As you know, I recently got an iPad finally. I love it. I really love it(yes, I feel like a commercial). But, as with many fancy devices, there is always something that we want a little more of. In the case of the iPad, it's shortcomings are standing out more now since newer tablets such as the Samsung Galaxy Tab have hit the market. The below post from our friend Sarah outlines a few pros and cons of the iPad. I agree with her on all points. To the Con list, I would add that there is no microSD slot. Although it is available in 2 size flavors, the 16gb and the 32gb, it would be nice to easily be able to add space as needed.
If you label yourself a technophile, you have likely already ogled the iPad, which has now been available for purchase for several months. You have no doubt read the reviews, checked out a friend’s, or at least tooled around on one in the Apple store. But perhaps the attendant price tag (anywhere from $500 to $800+) has left you wondering if Apple’s latest iDevice is really all that. You don’t want to drop that kind of cash unless you’re sure it can deliver everything you want (after all, for the same price you could get a decent laptop or a pretty nice desktop). And while there is plenty to love about this handy tablet, there are also a few drawbacks that could prompt you to hold out for the next iteration. Here are just a few pros and cons to consider before you shell out beaucoup bucks for the iPad.
- eReader. This tablet was originally a response to the popularity of the Kindle. As an eReader, it boasts a decently-sized screen, a touch-pad (for easy page-turning/scrolling), and access to the iTunes store for an ever-growing catalog of iBooks. Kindle may remain at the top of the heap when it comes to eReaders (let’s face it: they’re a lot cheaper and currently have a better selection of texts), but Apple is sure to give them a run for their money over time.
- Other programs. Pretty much anything you can get on your iPod or iPhone can also be had on your iPad. You can connect to the internet, check your email, and download anything from iTunes (music, movies, games, etc.). In short, it’s an all-in-one portable entertainment center. Plus it’s slim, lightweight, and easily fits into any tote or backpack. That kind of ease and accessibility is hard to beat.

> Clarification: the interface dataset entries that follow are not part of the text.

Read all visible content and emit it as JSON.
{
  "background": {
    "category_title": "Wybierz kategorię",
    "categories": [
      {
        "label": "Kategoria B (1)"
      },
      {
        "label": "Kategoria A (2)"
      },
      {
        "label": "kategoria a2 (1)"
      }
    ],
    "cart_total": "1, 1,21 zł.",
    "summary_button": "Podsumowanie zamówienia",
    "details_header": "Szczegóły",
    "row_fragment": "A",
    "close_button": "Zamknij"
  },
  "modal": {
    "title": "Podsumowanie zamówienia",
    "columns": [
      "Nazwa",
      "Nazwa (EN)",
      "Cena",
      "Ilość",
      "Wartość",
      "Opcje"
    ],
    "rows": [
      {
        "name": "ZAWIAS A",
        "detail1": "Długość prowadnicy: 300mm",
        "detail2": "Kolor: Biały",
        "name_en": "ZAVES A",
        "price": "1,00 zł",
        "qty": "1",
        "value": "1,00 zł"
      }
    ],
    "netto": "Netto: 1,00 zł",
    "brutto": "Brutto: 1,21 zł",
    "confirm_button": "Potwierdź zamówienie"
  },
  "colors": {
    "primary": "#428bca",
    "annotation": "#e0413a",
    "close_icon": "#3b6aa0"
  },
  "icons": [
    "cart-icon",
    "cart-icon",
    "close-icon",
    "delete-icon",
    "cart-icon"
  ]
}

- Wi-Fi and 3G. You can limit yourself to Wi-Fi hotspots (within range of your wireless router, a local Starbucks, or one of the many devices that now creates a mobile hotspot), or you can pay a little more for the 3G network that allows you to get online from anywhere via AT&T. Unfortunately, this will cost you a monthly fee (like a cell phone), but can you really put a price tag on that kind of round-the-clock connectivity?

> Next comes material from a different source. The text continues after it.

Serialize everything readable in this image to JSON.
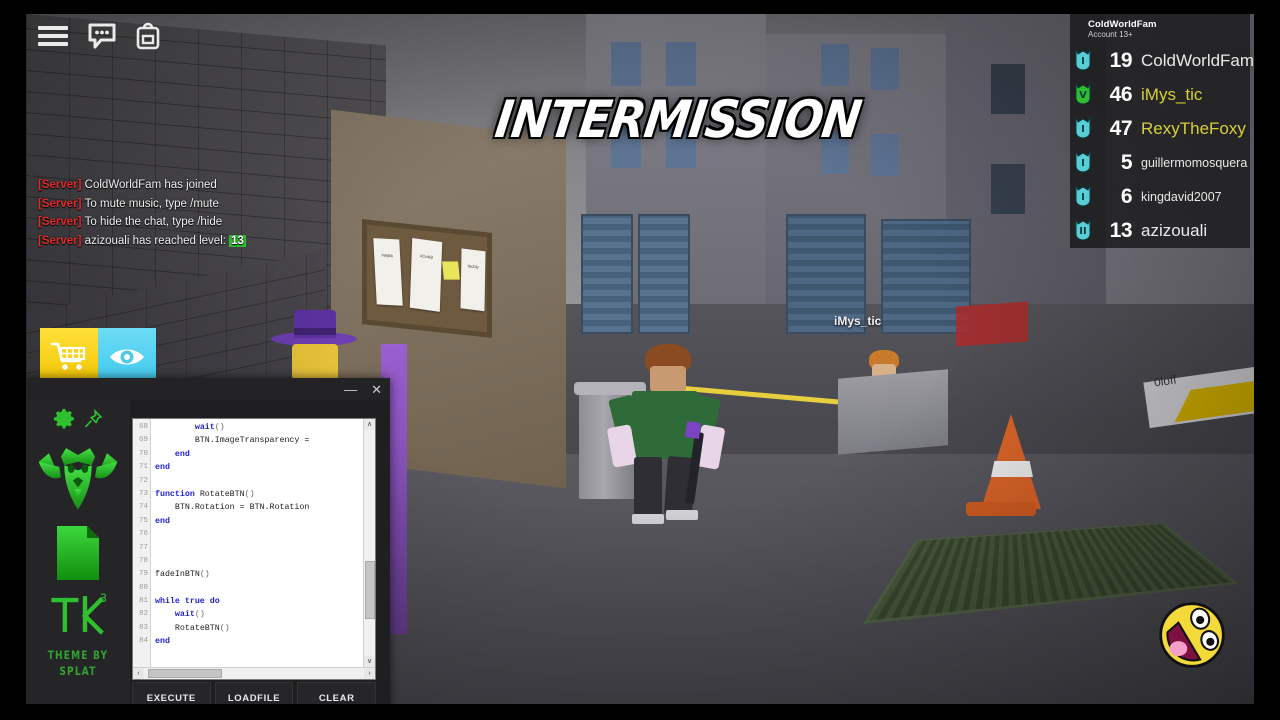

- No camera. The major gripe about this otherwise nifty gadget is that it lacks a webcam (no video chats, photos, etc.), likely because Apple didn’t have the software in place to go with it (they have since released FaceTime for live video chats). Rumors abound that upcoming versions will sport the addition of this overlooked essential, but if you can’t do without the camera, you’re simply going to have to wait it out.
- No USB. Another rumored addition that has been a long time coming, this key piece of hardware would allow users more control over how they utilize their device (while limiting Apple’s control of compatible products, a position they clearly haven’t been keen to take as of yet). But again, the inclusion of a USB port is just a rumor, so we’ll have to wait to see if it comes to fruition.
- Price point. No joke, the price on this gadget has given many pause. Considering the benefits of toting an iPhone (smaller and with more functionality, except for the eReader), there doesn’t seem to be a lot of reason to go for the bulkier iDevice. Honestly, between an iPhone and a Kindle, you can get everything the iPad has to offer (and more) for less than even the cheapest iPad. This has been a major drawback for many who like the novelty of the iPad, but prefer a more sensible and cost-effective option.